- **Provided information**

╭──

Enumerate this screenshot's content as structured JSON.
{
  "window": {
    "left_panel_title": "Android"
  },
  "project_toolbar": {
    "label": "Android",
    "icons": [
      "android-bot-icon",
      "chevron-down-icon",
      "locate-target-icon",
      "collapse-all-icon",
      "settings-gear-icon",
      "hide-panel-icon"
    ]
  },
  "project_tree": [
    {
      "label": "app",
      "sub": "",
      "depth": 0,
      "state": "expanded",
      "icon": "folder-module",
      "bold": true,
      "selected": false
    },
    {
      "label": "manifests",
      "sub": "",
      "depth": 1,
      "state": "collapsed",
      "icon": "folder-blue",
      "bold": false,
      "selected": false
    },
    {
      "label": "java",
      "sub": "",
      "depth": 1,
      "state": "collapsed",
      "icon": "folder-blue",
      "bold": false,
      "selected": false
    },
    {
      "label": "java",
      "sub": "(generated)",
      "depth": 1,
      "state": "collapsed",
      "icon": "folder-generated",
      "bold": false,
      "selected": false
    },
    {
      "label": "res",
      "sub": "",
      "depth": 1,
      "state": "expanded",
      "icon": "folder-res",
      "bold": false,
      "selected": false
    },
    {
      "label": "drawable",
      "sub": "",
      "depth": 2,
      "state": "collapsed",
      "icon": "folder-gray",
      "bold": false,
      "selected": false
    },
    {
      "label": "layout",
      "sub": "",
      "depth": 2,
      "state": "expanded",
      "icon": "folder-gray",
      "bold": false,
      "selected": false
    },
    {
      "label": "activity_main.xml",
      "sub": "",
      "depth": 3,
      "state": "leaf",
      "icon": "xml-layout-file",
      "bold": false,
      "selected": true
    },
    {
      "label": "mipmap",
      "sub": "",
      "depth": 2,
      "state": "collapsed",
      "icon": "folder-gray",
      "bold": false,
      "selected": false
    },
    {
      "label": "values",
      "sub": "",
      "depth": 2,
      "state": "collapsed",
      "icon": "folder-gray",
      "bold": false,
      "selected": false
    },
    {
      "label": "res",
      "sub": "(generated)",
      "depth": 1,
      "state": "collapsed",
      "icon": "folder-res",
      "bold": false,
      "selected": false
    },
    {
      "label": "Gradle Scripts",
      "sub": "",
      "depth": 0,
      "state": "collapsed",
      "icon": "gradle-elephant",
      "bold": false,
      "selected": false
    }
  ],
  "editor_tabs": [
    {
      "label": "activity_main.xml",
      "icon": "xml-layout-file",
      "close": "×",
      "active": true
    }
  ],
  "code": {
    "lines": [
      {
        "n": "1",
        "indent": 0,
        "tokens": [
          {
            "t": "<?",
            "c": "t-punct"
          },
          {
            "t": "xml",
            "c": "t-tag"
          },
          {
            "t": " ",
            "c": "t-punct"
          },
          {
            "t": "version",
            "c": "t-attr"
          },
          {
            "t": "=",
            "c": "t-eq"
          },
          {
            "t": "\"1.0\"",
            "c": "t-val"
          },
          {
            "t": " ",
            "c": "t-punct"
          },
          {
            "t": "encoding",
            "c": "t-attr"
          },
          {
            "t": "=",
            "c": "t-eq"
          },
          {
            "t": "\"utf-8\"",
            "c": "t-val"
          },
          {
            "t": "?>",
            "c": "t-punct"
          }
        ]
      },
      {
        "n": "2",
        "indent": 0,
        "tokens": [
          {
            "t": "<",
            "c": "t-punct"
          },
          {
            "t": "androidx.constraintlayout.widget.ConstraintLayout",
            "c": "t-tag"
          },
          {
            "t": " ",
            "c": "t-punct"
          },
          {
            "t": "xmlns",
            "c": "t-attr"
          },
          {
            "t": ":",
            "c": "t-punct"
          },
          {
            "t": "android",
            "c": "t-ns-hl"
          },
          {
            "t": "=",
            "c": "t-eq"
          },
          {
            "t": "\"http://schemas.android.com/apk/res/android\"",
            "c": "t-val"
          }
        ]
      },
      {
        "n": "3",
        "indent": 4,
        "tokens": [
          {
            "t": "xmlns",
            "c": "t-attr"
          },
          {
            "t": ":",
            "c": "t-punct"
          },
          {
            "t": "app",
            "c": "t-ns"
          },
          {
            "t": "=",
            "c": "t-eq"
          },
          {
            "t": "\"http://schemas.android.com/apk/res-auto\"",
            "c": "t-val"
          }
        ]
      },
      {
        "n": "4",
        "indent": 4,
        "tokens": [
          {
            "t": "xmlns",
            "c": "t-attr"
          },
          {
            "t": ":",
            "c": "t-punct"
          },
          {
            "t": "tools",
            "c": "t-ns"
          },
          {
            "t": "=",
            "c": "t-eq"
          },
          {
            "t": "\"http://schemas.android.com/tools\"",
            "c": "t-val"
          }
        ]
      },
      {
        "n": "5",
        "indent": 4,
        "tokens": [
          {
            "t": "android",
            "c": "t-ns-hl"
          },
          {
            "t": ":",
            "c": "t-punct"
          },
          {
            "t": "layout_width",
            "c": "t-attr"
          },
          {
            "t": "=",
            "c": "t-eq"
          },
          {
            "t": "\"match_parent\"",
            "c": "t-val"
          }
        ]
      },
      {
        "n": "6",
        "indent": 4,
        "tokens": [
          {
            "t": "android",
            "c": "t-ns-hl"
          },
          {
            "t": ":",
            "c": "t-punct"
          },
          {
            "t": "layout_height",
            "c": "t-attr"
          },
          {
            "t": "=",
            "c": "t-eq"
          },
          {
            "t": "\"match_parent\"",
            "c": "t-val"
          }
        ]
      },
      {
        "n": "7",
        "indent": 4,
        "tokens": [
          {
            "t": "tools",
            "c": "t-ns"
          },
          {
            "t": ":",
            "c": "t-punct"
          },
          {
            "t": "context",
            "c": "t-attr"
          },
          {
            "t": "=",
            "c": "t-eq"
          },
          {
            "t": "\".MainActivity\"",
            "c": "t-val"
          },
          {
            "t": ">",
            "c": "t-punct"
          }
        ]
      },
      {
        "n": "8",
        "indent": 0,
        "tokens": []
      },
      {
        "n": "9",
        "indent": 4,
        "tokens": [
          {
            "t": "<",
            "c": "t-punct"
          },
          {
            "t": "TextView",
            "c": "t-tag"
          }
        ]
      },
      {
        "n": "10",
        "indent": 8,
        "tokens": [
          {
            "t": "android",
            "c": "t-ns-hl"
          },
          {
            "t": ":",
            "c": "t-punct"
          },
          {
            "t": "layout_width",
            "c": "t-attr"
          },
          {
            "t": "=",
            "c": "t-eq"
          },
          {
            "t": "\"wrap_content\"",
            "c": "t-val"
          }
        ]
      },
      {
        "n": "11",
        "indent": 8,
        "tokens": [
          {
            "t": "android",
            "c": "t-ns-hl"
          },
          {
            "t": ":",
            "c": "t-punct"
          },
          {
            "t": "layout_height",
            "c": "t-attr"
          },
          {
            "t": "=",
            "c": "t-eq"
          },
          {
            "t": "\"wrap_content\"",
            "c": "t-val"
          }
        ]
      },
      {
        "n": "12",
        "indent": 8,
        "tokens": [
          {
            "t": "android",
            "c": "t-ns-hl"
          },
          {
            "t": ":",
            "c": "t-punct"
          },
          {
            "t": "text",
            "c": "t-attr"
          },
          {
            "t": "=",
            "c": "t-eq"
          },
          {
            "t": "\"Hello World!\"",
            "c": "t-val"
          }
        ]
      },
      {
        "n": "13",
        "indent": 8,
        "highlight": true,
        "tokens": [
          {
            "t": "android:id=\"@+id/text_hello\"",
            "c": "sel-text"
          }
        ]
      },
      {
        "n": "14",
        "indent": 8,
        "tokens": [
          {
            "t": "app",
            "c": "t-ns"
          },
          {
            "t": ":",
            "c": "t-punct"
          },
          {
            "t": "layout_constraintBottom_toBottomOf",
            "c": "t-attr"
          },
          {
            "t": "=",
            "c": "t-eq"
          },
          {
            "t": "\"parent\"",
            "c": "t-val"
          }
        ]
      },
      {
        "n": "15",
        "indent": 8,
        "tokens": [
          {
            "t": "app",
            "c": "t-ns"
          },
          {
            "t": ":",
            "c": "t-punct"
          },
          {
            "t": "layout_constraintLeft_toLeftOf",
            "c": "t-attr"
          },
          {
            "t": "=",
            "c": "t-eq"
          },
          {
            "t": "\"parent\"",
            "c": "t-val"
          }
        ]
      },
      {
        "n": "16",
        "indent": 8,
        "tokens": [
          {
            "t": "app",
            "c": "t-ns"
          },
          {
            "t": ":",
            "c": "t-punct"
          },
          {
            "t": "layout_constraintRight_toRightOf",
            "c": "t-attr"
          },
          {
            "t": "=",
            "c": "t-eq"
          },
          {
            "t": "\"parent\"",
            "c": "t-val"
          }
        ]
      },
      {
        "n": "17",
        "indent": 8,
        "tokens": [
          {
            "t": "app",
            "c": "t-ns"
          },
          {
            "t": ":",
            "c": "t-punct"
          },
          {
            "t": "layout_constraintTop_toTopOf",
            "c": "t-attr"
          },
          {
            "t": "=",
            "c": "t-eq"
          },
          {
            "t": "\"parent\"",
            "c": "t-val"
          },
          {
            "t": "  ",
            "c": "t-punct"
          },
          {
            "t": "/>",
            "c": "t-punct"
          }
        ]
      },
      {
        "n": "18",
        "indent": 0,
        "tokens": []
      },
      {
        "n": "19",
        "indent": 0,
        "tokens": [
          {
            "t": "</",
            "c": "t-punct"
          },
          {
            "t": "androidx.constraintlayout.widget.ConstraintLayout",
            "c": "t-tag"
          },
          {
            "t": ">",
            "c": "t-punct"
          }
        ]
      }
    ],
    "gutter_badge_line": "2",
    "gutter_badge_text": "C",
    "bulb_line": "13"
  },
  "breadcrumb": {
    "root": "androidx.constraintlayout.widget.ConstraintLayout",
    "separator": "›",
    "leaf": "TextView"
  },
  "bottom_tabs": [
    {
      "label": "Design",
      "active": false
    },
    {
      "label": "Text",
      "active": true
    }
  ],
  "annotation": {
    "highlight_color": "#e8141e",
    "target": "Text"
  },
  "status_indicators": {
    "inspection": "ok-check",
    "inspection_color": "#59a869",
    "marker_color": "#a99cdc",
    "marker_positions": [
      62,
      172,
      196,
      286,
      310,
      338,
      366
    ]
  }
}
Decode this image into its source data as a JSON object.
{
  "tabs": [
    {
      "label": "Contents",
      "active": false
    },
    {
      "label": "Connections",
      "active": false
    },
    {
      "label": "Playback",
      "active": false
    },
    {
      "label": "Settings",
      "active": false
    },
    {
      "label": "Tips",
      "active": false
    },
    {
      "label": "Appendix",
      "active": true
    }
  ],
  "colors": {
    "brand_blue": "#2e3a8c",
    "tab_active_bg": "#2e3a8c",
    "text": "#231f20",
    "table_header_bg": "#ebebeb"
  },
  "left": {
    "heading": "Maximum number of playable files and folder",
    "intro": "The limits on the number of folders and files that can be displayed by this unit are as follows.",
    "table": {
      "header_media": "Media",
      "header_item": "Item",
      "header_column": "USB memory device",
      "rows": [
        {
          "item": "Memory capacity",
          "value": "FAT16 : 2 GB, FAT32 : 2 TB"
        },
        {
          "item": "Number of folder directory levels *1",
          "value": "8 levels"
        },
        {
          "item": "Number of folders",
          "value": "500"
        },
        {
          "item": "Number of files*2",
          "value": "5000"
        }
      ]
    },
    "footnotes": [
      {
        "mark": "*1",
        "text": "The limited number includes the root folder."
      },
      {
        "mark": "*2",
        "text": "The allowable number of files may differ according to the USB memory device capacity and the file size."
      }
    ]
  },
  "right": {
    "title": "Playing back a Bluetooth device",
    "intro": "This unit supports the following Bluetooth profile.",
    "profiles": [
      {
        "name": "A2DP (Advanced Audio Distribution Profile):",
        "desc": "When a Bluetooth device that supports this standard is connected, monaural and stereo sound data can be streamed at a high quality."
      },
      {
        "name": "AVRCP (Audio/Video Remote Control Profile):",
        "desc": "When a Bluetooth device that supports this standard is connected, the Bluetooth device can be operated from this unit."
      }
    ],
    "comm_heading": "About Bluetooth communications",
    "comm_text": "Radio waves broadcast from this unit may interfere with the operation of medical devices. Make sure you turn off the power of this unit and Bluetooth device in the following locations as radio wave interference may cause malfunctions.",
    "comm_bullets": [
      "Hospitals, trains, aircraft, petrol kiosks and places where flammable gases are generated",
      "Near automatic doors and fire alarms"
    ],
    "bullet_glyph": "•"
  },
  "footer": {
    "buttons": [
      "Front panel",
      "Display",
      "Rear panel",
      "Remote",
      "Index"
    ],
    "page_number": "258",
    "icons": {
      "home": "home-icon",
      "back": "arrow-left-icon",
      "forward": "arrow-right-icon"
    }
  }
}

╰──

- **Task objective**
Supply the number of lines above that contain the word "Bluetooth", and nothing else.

- **Output of the exercise**
6